Old farm houses and fields took on a whole new meaning. Art became a secret language, one that my father had successfully transmitted to me as a child. It was my own world. The old train tracks up Provo Canyon could become beautful, spooky and sensuous all depending on the light during different seasons and time of day.

When I divorced my first husband in 1987 and went back to England, it was like coming home in many different respects. I had began to recapture myself with watercolours, pens and pencils. Poetry began to mingle more steadly with the art a filling in a pie or pastry. I couldn't live without the colours or words painting something I had seen and had to share or capture in my mind.

Enter Jan McIntyre when I returned to the states. A sculptor, painter, and artist extraordinare, we were distant cousins who became close friends instantly one evening in a bar gathering of musicians. That group was something I will always treasure, even though we have gone our separate ways and Janny has long since passed. The art carried me through the victory of my first gallery showing of watercolors and wood burned items. It carried me past the pain of a failed marriage and into a new life. It held me together through a doomed relationship with a musician that was cursed from the start. Love or lust (definitely both! Oh, yes.), I am not quite sure.
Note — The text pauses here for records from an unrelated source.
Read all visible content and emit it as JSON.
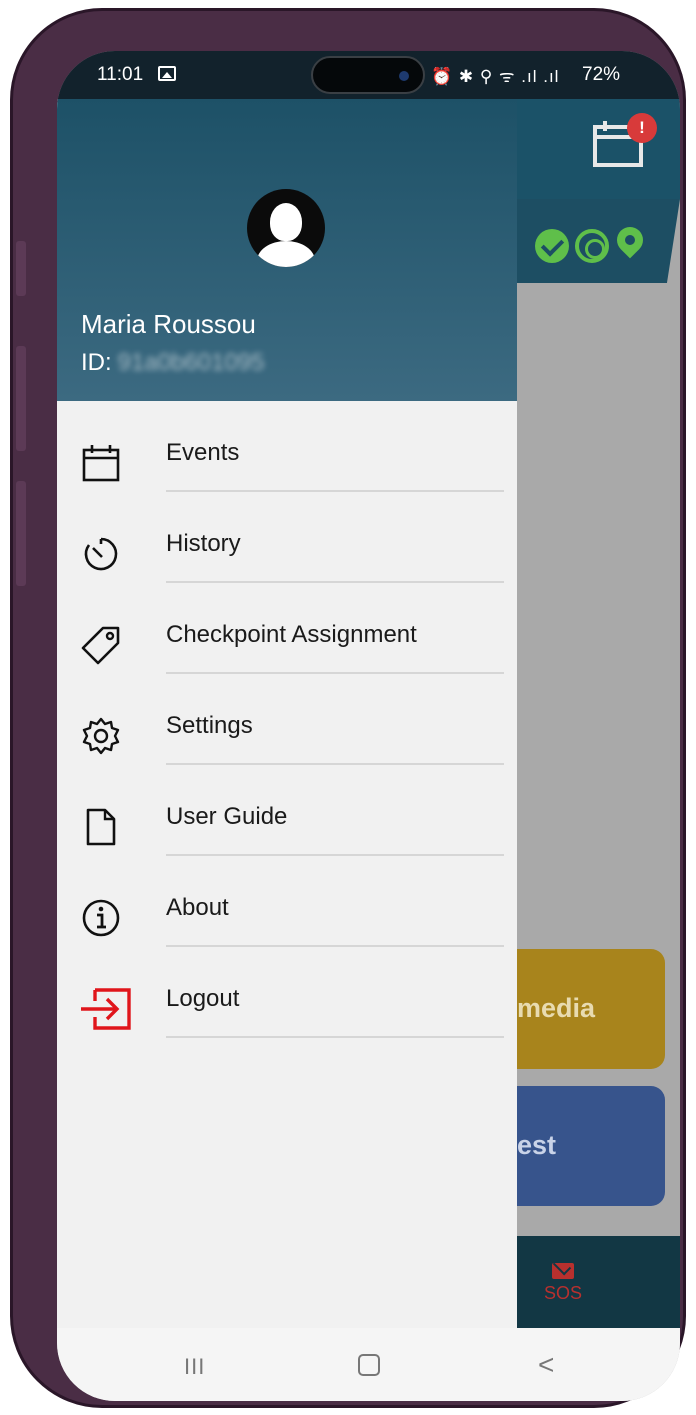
{
  "status_bar": {
    "time": "11:01",
    "right_icons": "⏰ ✱ ⚲ ᯤ .ıl .ıl",
    "battery": "72%"
  },
  "app": {
    "alert_badge": "!",
    "media_button_label": "media",
    "request_button_label": "est",
    "sos_label": "SOS"
  },
  "drawer": {
    "user_name": "Maria Roussou",
    "id_label": "ID:",
    "id_value": "91a0b601095",
    "menu": [
      {
        "label": "Events",
        "icon": "calendar-icon"
      },
      {
        "label": "History",
        "icon": "timer-icon"
      },
      {
        "label": "Checkpoint Assignment",
        "icon": "tag-icon"
      },
      {
        "label": "Settings",
        "icon": "gear-icon"
      },
      {
        "label": "User Guide",
        "icon": "document-icon"
      },
      {
        "label": "About",
        "icon": "info-icon"
      },
      {
        "label": "Logout",
        "icon": "logout-icon"
      }
    ]
  },
  "nav": {
    "recent": "III",
    "back": "<"
  },
  "colors": {
    "header": "#1d5167",
    "logout_accent": "#e0151b",
    "status_ok": "#5fbf4a",
    "sos": "#b8302e"
  }
}
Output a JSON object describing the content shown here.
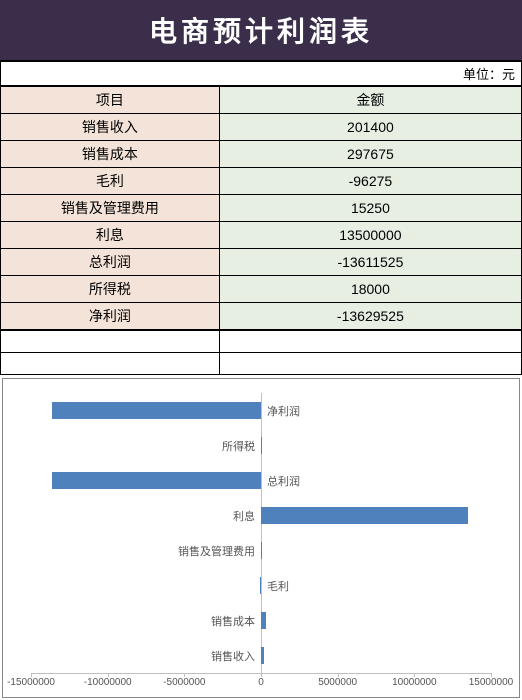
{
  "title": "电商预计利润表",
  "unit_label": "单位：元",
  "headers": {
    "item": "项目",
    "amount": "金额"
  },
  "rows": [
    {
      "label": "销售收入",
      "value": "201400"
    },
    {
      "label": "销售成本",
      "value": "297675"
    },
    {
      "label": "毛利",
      "value": "-96275"
    },
    {
      "label": "销售及管理费用",
      "value": "15250"
    },
    {
      "label": "利息",
      "value": "13500000"
    },
    {
      "label": "总利润",
      "value": "-13611525"
    },
    {
      "label": "所得税",
      "value": "18000"
    },
    {
      "label": "净利润",
      "value": "-13629525"
    }
  ],
  "chart_data": {
    "type": "bar",
    "orientation": "horizontal",
    "xlabel": "",
    "ylabel": "",
    "title": "",
    "xlim": [
      -15000000,
      15000000
    ],
    "x_ticks": [
      -15000000,
      -10000000,
      -5000000,
      0,
      5000000,
      10000000,
      15000000
    ],
    "categories": [
      "净利润",
      "所得税",
      "总利润",
      "利息",
      "销售及管理费用",
      "毛利",
      "销售成本",
      "销售收入"
    ],
    "values": [
      -13629525,
      18000,
      -13611525,
      13500000,
      15250,
      -96275,
      297675,
      201400
    ],
    "bar_color": "#4f81bd"
  }
}
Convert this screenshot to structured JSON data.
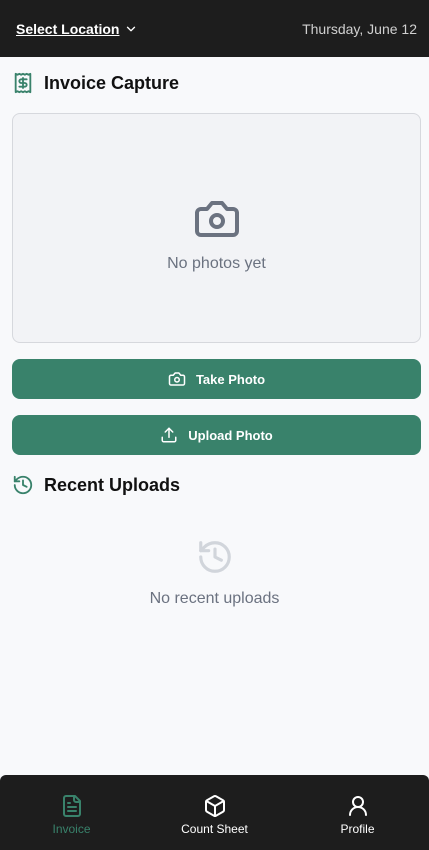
{
  "header": {
    "location_label": "Select Location",
    "date": "Thursday, June 12"
  },
  "invoice": {
    "title": "Invoice Capture",
    "empty_text": "No photos yet",
    "take_photo_label": "Take Photo",
    "upload_photo_label": "Upload Photo"
  },
  "recent": {
    "title": "Recent Uploads",
    "empty_text": "No recent uploads"
  },
  "nav": {
    "items": [
      {
        "label": "Invoice",
        "icon": "file-text-icon",
        "active": true
      },
      {
        "label": "Count Sheet",
        "icon": "box-icon",
        "active": false
      },
      {
        "label": "Profile",
        "icon": "user-icon",
        "active": false
      }
    ]
  },
  "colors": {
    "accent": "#39826b",
    "topbar": "#1d1d1d",
    "muted": "#6b7280",
    "background": "#f8f9fb"
  }
}
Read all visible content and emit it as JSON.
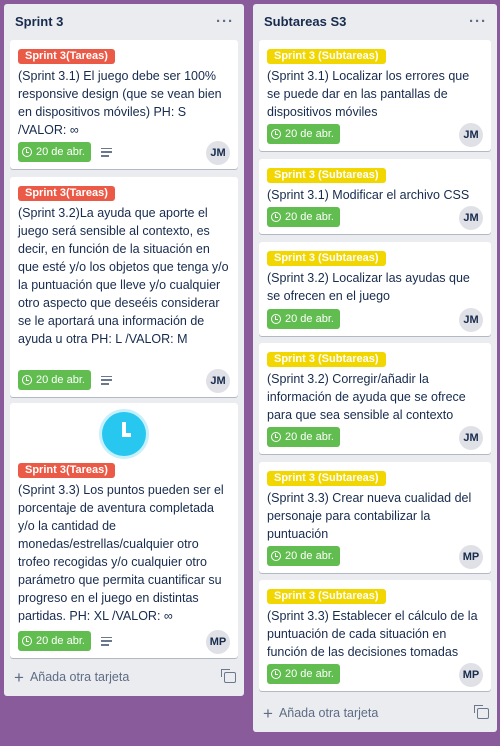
{
  "lists": [
    {
      "title": "Sprint 3",
      "menu": "···",
      "add_card": "Añada otra tarjeta",
      "cards": [
        {
          "label": "Sprint 3(Tareas)",
          "title": "(Sprint 3.1) El juego debe ser 100% responsive design (que se vean bien en dispositivos móviles) PH: S /VALOR: ∞",
          "due": "20 de abr.",
          "member": "JM"
        },
        {
          "label": "Sprint 3(Tareas)",
          "title": "(Sprint 3.2)La ayuda que aporte el juego será sensible al contexto, es decir, en función de la situación en que esté y/o los objetos que tenga y/o la puntuación que lleve y/o cualquier otro aspecto que deseéis considerar se le aportará una información de ayuda u otra PH: L /VALOR: M",
          "due": "20 de abr.",
          "member": "JM"
        },
        {
          "label": "Sprint 3(Tareas)",
          "title": "(Sprint 3.3) Los puntos pueden ser el porcentaje de aventura completada y/o la cantidad de monedas/estrellas/cualquier otro trofeo recogidas y/o cualquier otro parámetro que permita cuantificar su progreso en el juego en distintas partidas. PH: XL /VALOR: ∞",
          "due": "20 de abr.",
          "member": "MP"
        }
      ]
    },
    {
      "title": "Subtareas S3",
      "menu": "···",
      "add_card": "Añada otra tarjeta",
      "cards": [
        {
          "label": "Sprint 3 (Subtareas)",
          "title": "(Sprint 3.1) Localizar los errores que se puede dar en las pantallas de dispositivos móviles",
          "due": "20 de abr.",
          "member": "JM"
        },
        {
          "label": "Sprint 3 (Subtareas)",
          "title": "(Sprint 3.1) Modificar el archivo CSS",
          "due": "20 de abr.",
          "member": "JM"
        },
        {
          "label": "Sprint 3 (Subtareas)",
          "title": "(Sprint 3.2) Localizar las ayudas que se ofrecen en el juego",
          "due": "20 de abr.",
          "member": "JM"
        },
        {
          "label": "Sprint 3 (Subtareas)",
          "title": "(Sprint 3.2) Corregir/añadir la información de ayuda que se ofrece para que sea sensible al contexto",
          "due": "20 de abr.",
          "member": "JM"
        },
        {
          "label": "Sprint 3 (Subtareas)",
          "title": "(Sprint 3.3) Crear nueva cualidad del personaje para contabilizar la puntuación",
          "due": "20 de abr.",
          "member": "MP"
        },
        {
          "label": "Sprint 3 (Subtareas)",
          "title": "(Sprint 3.3) Establecer el cálculo de la puntuación de cada situación en función de las decisiones tomadas",
          "due": "20 de abr.",
          "member": "MP"
        }
      ]
    }
  ],
  "colors": {
    "board_bg": "#8a5b9a",
    "label_red": "#eb5a46",
    "label_yellow": "#f2d600",
    "due_green": "#61bd4f"
  }
}
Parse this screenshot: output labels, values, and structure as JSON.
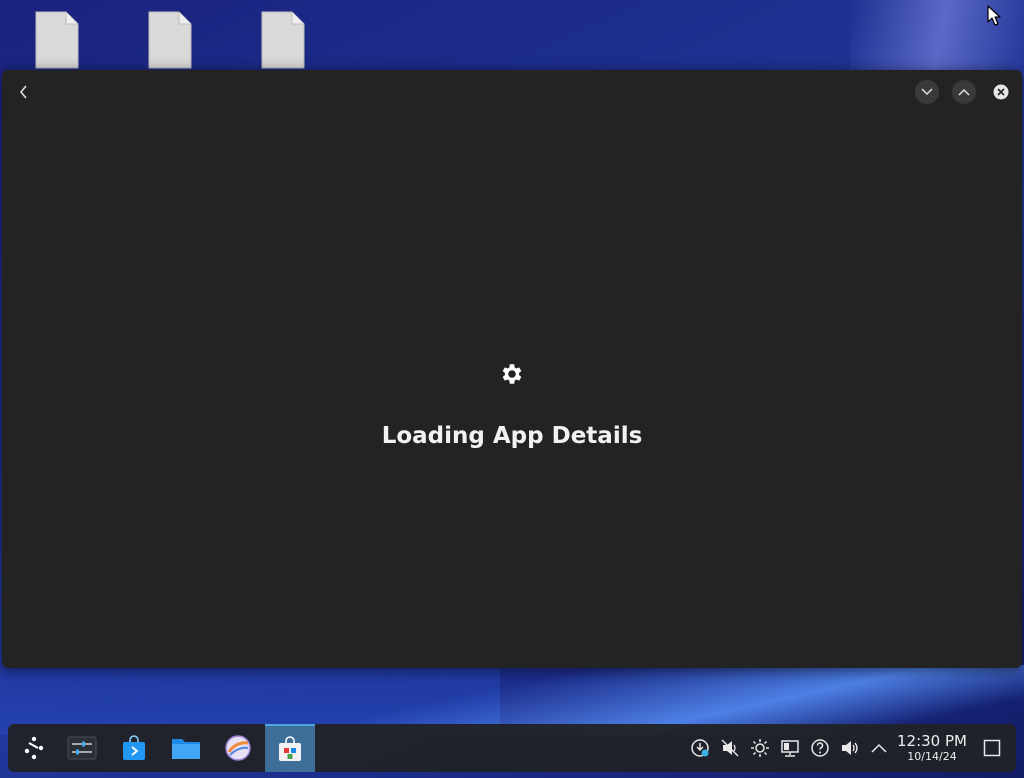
{
  "desktop": {
    "files": [
      {
        "icon": "file-icon"
      },
      {
        "icon": "file-icon"
      },
      {
        "icon": "file-icon"
      }
    ]
  },
  "window": {
    "back_icon": "chevron-left-icon",
    "controls": [
      "minimize-icon",
      "maximize-icon",
      "close-icon"
    ],
    "loading": {
      "icon": "gear-icon",
      "text": "Loading App Details"
    }
  },
  "taskbar": {
    "apps": [
      {
        "name": "application-launcher",
        "icon": "kde-launcher-icon"
      },
      {
        "name": "system-settings",
        "icon": "settings-sliders-icon"
      },
      {
        "name": "discover-store",
        "icon": "store-bag-icon"
      },
      {
        "name": "file-manager",
        "icon": "folder-icon"
      },
      {
        "name": "web-browser",
        "icon": "browser-icon"
      },
      {
        "name": "discover-active",
        "icon": "discover-icon",
        "active": true
      }
    ],
    "tray": [
      "update-icon",
      "mute-icon",
      "brightness-icon",
      "network-icon",
      "help-icon",
      "volume-icon",
      "expand-tray-icon"
    ],
    "clock": {
      "time": "12:30 PM",
      "date": "10/14/24"
    },
    "show_desktop_icon": "show-desktop-icon"
  },
  "colors": {
    "window_bg": "#232323",
    "taskbar_bg": "#202228",
    "active_task": "#3e6f98",
    "accent": "#4fa3e0"
  }
}
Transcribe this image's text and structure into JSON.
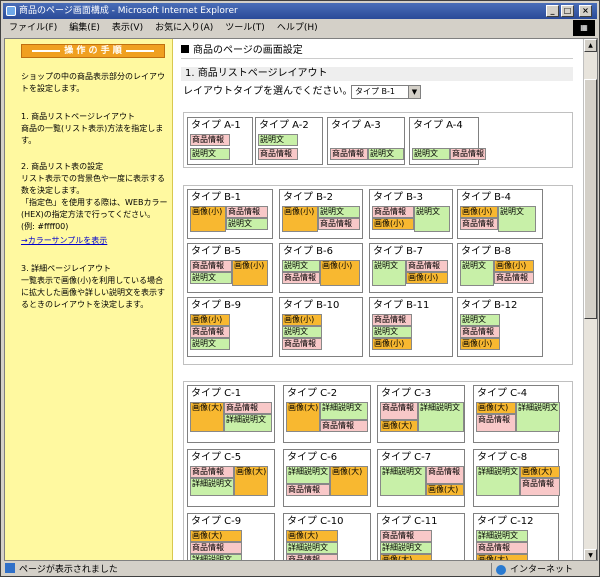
{
  "window": {
    "title": "商品のページ画面構成 - Microsoft Internet Explorer"
  },
  "menu": [
    "ファイル(F)",
    "編集(E)",
    "表示(V)",
    "お気に入り(A)",
    "ツール(T)",
    "ヘルプ(H)"
  ],
  "sidebar": {
    "heading": "操 作 の 手 順",
    "intro": "ショップの中の商品表示部分のレイアウトを設定します。",
    "step1_title": "1. 商品リストページレイアウト",
    "step1_body": "商品の一覧(リスト表示)方法を指定します。",
    "step2_title": "2. 商品リスト表の設定",
    "step2_body": "リスト表示での背景色や一度に表示する数を決定します。",
    "step2_note": "「指定色」を使用する際は、WEBカラー(HEX)の指定方法で行ってください。",
    "step2_example": "(例: #ffff00)",
    "color_link": "→カラーサンプルを表示",
    "step3_title": "3. 詳細ページレイアウト",
    "step3_body": "一覧表示で画像(小)を利用している場合に拡大した画像や詳しい説明文を表示するときのレイアウトを決定します。"
  },
  "main": {
    "title": "商品のページの画面設定",
    "section1": "1. 商品リストページレイアウト",
    "layout_prompt": "レイアウトタイプを選んでください。",
    "layout_selected": "タイプ B-1"
  },
  "groupA": [
    {
      "t": "タイプ A-1",
      "b": [
        "商品情報",
        "説明文"
      ]
    },
    {
      "t": "タイプ A-2",
      "b": [
        "説明文",
        "商品情報"
      ]
    },
    {
      "t": "タイプ A-3",
      "b": [
        "商品情報",
        "説明文"
      ]
    },
    {
      "t": "タイプ A-4",
      "b": [
        "説明文",
        "商品情報"
      ]
    }
  ],
  "groupB": [
    {
      "t": "タイプ B-1"
    },
    {
      "t": "タイプ B-2"
    },
    {
      "t": "タイプ B-3"
    },
    {
      "t": "タイプ B-4"
    },
    {
      "t": "タイプ B-5"
    },
    {
      "t": "タイプ B-6"
    },
    {
      "t": "タイプ B-7"
    },
    {
      "t": "タイプ B-8"
    },
    {
      "t": "タイプ B-9"
    },
    {
      "t": "タイプ B-10"
    },
    {
      "t": "タイプ B-11"
    },
    {
      "t": "タイプ B-12"
    }
  ],
  "groupC": [
    {
      "t": "タイプ C-1"
    },
    {
      "t": "タイプ C-2"
    },
    {
      "t": "タイプ C-3"
    },
    {
      "t": "タイプ C-4"
    },
    {
      "t": "タイプ C-5"
    },
    {
      "t": "タイプ C-6"
    },
    {
      "t": "タイプ C-7"
    },
    {
      "t": "タイプ C-8"
    },
    {
      "t": "タイプ C-9"
    },
    {
      "t": "タイプ C-10"
    },
    {
      "t": "タイプ C-11"
    },
    {
      "t": "タイプ C-12"
    }
  ],
  "labels": {
    "info": "商品情報",
    "desc": "説明文",
    "imgS": "画像(小)",
    "imgL": "画像(大)",
    "detail": "詳細説明文"
  },
  "status": {
    "text": "ページが表示されました",
    "zone": "インターネット"
  }
}
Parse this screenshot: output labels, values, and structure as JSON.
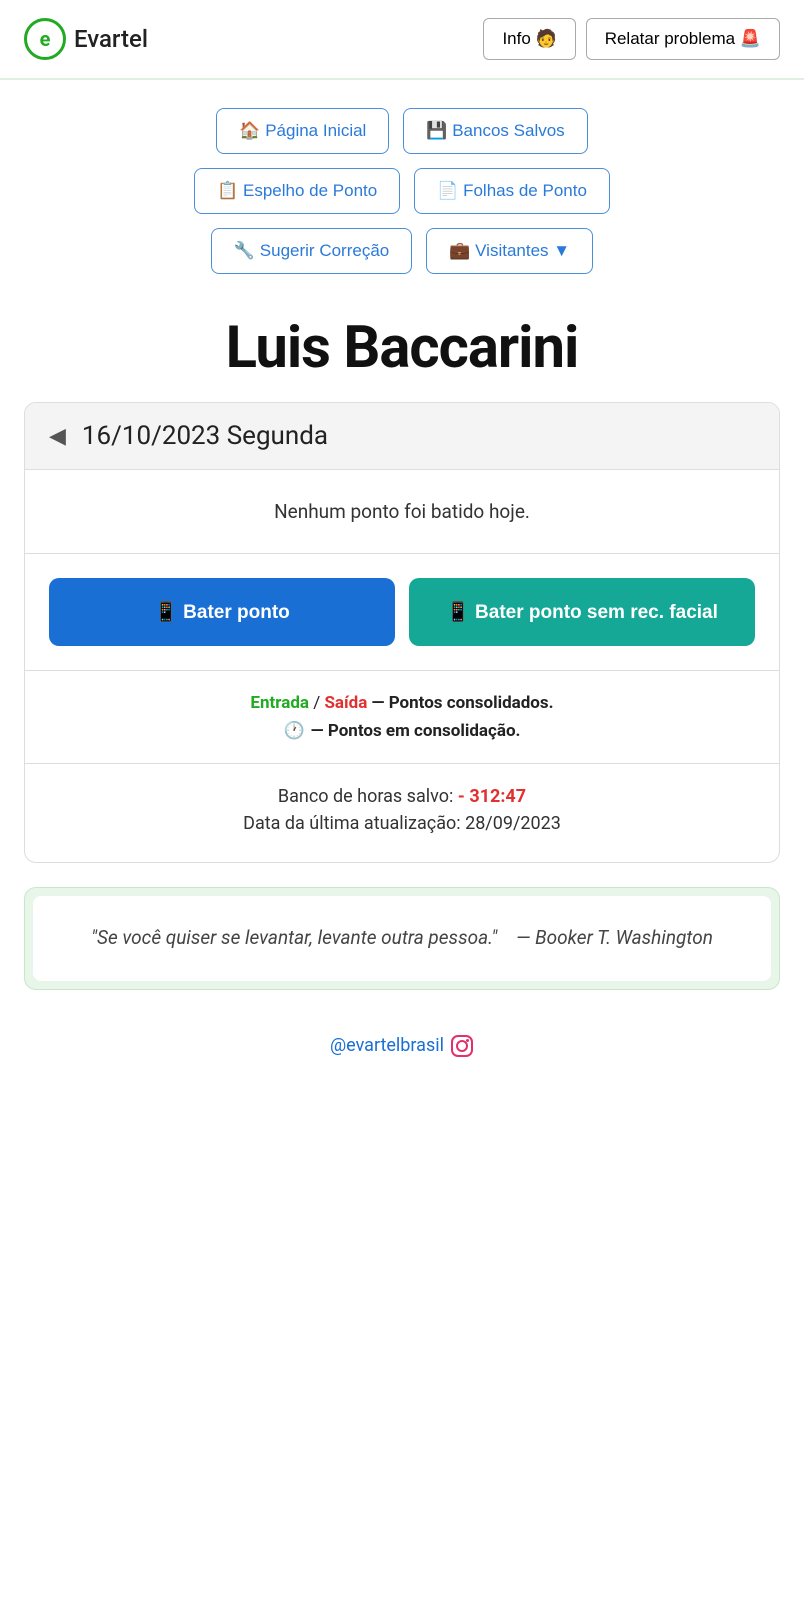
{
  "header": {
    "logo_letter": "e",
    "logo_name": "Evartel",
    "info_button": "Info 🧑",
    "report_button": "Relatar problema 🚨"
  },
  "nav": {
    "row1": [
      {
        "label": "🏠 Página Inicial",
        "name": "nav-pagina-inicial"
      },
      {
        "label": "💾 Bancos Salvos",
        "name": "nav-bancos-salvos"
      }
    ],
    "row2": [
      {
        "label": "📋 Espelho de Ponto",
        "name": "nav-espelho-ponto"
      },
      {
        "label": "📄 Folhas de Ponto",
        "name": "nav-folhas-ponto"
      }
    ],
    "row3": [
      {
        "label": "🔧 Sugerir Correção",
        "name": "nav-sugerir-correcao"
      },
      {
        "label": "💼 Visitantes ▼",
        "name": "nav-visitantes"
      }
    ]
  },
  "user": {
    "name": "Luis Baccarini"
  },
  "date_section": {
    "arrow": "◀",
    "date_text": "16/10/2023 Segunda"
  },
  "status": {
    "no_points": "Nenhum ponto foi batido hoje."
  },
  "buttons": {
    "bater_ponto": "📱 Bater ponto",
    "bater_sem_facial": "📱 Bater ponto sem rec. facial"
  },
  "legend": {
    "entrada": "Entrada",
    "separator": " / ",
    "saida": "Saída",
    "consolidados": "— Pontos consolidados.",
    "clock_emoji": "🕐",
    "consolidando": "— Pontos em consolidação."
  },
  "bank": {
    "label": "Banco de horas salvo: ",
    "hours": "- 312:47",
    "update_label": "Data da última atualização: 28/09/2023"
  },
  "quote": {
    "text": "\"Se você quiser se levantar, levante outra pessoa.\"",
    "author": "— Booker T. Washington"
  },
  "footer": {
    "instagram_handle": "@evartelbrasil",
    "instagram_url": "#"
  }
}
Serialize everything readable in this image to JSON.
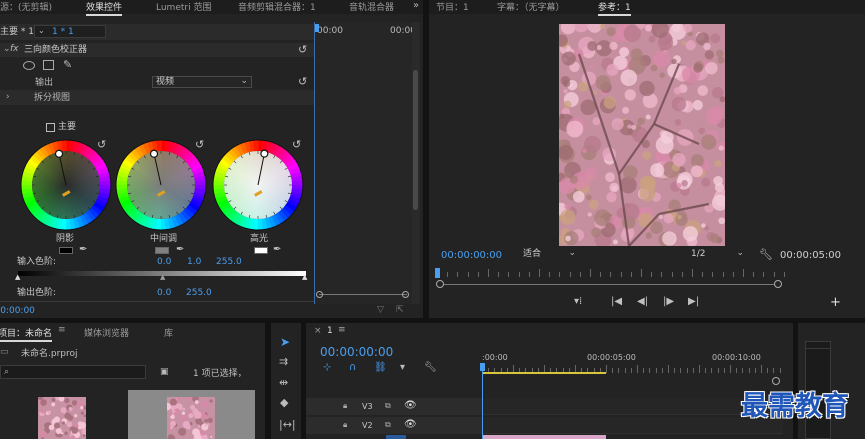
{
  "effect_controls": {
    "tabs": [
      "源：(无剪辑)",
      "效果控件",
      "Lumetri 范围",
      "音频剪辑混合器：1",
      "音轨混合器"
    ],
    "active_tab": 1,
    "master": "主要 * 1",
    "clip": "1 * 1",
    "effect_name": "三向颜色校正器",
    "output_label": "输出",
    "output_value": "视频",
    "split_view": "拆分视图",
    "master_checkbox": "主要",
    "wheels": [
      {
        "label": "阴影",
        "swatch": "#000000"
      },
      {
        "label": "中间调",
        "swatch": "#808080"
      },
      {
        "label": "高光",
        "swatch": "#ffffff"
      }
    ],
    "input_levels_label": "输入色阶:",
    "input_levels": [
      "0.0",
      "1.0",
      "255.0"
    ],
    "output_levels_label": "输出色阶:",
    "output_levels": [
      "0.0",
      "255.0"
    ],
    "time_start": "00:00",
    "time_end": "00:00",
    "timecode": "00:00:00:00"
  },
  "monitor": {
    "tabs": [
      "节目：1",
      "字幕：（无字幕）",
      "参考：1"
    ],
    "active_tab": 2,
    "timecode": "00:00:00:00",
    "fit": "适合",
    "quality": "1/2",
    "duration": "00:00:05:00"
  },
  "project": {
    "tabs": [
      "项目：未命名",
      "媒体浏览器",
      "库"
    ],
    "active_tab": 0,
    "file": "未命名.prproj",
    "selection": "1 项已选择，"
  },
  "timeline": {
    "sequence": "1",
    "timecode": "00:00:00:00",
    "ruler": [
      ":00:00",
      "00:00:05:00",
      "00:00:10:00"
    ],
    "tracks": [
      "V3",
      "V2"
    ]
  },
  "watermark": "最需教育"
}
Love and lust for the creative life was a definite addiction...and like all junkies, I had to have more.

And then I met Tony in 1992. Tony was earthy, intelligent, well-read, foul mouthed, and the most beautiful man I had ever met...and he wanted me. He was the high school girl's dream. We became lovers within a month and never left each other's side for more than a couple days at a time. He encouraged me to paint, draw, and bought me a 35mm camera outfit. We explored eras; he was in love with the geometrics of art deco and I with the flowing sensuality of art nouveau.

Through the years I lived in arts and crafts stores; always on the search for some technique book, ink, medium or glue. He would stand there sometimes at the end of an aisle, hands on hips, head tilted, "Are you ready yet?" His patience was more immeasurable than he would ever let on or perhaps, realize. He was my muse and pushed me forward to experiment with using different mediums.

I began taking photo copies and painting them, using them in collages and putting them into journals. Beads and glass, their fine pure colours, intrigued me. Seed beads became another way of expressing myself through jewelry and then peyote stitch. Spirit bottles and loomed murals began to fill the walls. I bought beads and hoarded them, amassing some several hundred pounds, up until this summer when everything came to a horrible, sudden stop. Tony died on a beautiful, cloudless Sunday afternoon.

The last few months have been rain soaked. I have viewed the world through eyes every bit as unclear as rain washing down glass. Isolation and intolerable grief, along with with an incredibly acute loneliness has shut me off from the world and myself. I began searching through closets in my mind, frantically throwing open doors in dark hallways trying to find a reason for this or some momentary peace. My pens dried up with the heat and disuse and my beading loom covered itself in a fine veil of dust. The vintage mahogany dining room table I had claimed as my art center lay silent and cluttered with ideas and projects now completely gone by the wayside...until last Sunday.

Curiosity got the better of me. I found a small piece of watercolour canvas I had preped with Gesso last spring. It was gritty and I liked the way it felt under my fingers. In the buffet behind the table are my paints, pastels, and other implements. I pulled out a pallette, the old Binney & Smith box of colours and a few brushes from the cat jar. Armed with a glass of water and a rag, I began to paint for the first time in months. I had too much water on the canvas, and the human heart that I had painted began to bleed down the canvas in a happy accident, pooling at the bottom. I bled off the excess water and decided that it was perfect the way it was. Let it dry and rework it in a couple of days to get down the details.

Slowly, I am breaking free of the sorrow. Slowly, once again reaching for who I was and now am through watercolours and brush strokes.

Saturday, October 10, 2009